It was standing room only on a Saturday afternoon in March at a Melrose church known for its social activism streak, where residents came, hoping to hear the city’s mayoral candidates explain their positions on the issues.
There was only one problem: The three candidates considered frontrunners in next November’s election—City Council Speaker Christine Quinn, Public Advocate Bill de Blasio and former Comptroller Bill Thompson—were nowhere to be found.
Over 100 potential voters instead heard three other candidates—City Comptroller John Liu, standup comic Randy Credico and Green Party representative Anthony Gronowicz— state their cases, at the Resurrection Church on Elton Ave. and 158th St. on March 9.
The South Bronx Community Congress organized the event to acquaint residents with the candidates vying to represent them in City Hall.
Many expressed anger that Quinn, de Blasio and Thompson had ignored invitations to attend, saying it was an indication of the low regard in which the city’s power structure holds the South Bronx.

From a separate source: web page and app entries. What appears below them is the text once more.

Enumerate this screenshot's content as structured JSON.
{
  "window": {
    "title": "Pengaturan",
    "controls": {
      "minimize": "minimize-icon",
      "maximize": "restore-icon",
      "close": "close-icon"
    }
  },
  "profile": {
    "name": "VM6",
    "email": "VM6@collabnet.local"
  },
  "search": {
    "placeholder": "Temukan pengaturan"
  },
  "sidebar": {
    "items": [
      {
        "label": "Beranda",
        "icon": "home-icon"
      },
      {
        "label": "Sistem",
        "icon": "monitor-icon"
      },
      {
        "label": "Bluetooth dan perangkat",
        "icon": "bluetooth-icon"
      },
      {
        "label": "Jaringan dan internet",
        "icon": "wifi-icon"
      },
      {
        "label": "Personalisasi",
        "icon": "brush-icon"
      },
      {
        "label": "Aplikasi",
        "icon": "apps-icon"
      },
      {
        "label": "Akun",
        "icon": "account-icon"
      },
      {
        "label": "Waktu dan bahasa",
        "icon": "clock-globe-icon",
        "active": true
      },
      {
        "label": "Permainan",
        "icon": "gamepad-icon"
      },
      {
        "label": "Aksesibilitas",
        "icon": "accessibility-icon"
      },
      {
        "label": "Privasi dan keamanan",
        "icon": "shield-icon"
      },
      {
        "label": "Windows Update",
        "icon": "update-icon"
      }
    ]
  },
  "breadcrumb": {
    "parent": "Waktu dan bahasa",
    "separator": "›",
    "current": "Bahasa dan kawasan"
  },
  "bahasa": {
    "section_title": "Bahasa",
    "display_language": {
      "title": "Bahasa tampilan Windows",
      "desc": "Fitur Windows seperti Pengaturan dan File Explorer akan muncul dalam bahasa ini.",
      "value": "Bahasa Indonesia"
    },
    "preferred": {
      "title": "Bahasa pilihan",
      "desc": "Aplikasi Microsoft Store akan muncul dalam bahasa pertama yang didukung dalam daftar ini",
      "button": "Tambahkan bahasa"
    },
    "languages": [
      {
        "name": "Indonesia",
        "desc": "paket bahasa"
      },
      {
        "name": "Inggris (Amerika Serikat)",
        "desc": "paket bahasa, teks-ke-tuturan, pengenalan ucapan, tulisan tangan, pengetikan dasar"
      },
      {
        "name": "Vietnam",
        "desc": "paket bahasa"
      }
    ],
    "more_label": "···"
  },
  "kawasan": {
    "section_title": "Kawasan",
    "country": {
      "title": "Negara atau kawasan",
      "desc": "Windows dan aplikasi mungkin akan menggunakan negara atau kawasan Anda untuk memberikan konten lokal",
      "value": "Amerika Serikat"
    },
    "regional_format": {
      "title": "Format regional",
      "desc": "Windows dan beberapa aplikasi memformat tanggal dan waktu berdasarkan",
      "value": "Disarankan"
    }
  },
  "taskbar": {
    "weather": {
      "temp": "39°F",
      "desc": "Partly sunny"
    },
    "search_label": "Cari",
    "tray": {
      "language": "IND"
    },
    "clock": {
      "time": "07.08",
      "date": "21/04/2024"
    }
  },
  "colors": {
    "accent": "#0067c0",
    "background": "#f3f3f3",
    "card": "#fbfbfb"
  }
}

“I don’t know about you, but right now, I’m pissed off,” Pastor Kahli Mootoo of Bright Temple AME Church in Hunts Point bellowed into the mic, to sustained applause. “For them not to be here, I’m pissed off so bad, Monday morning I’m going to pick up the phone and I’m going to make some phone calls.”
One resident told the crowd that although politicians have long neglected the area, the buck stops with voters.
“We allow this stuff to happen to us,” said Rita Jones, of non-profit National Action Network’s Bronx division.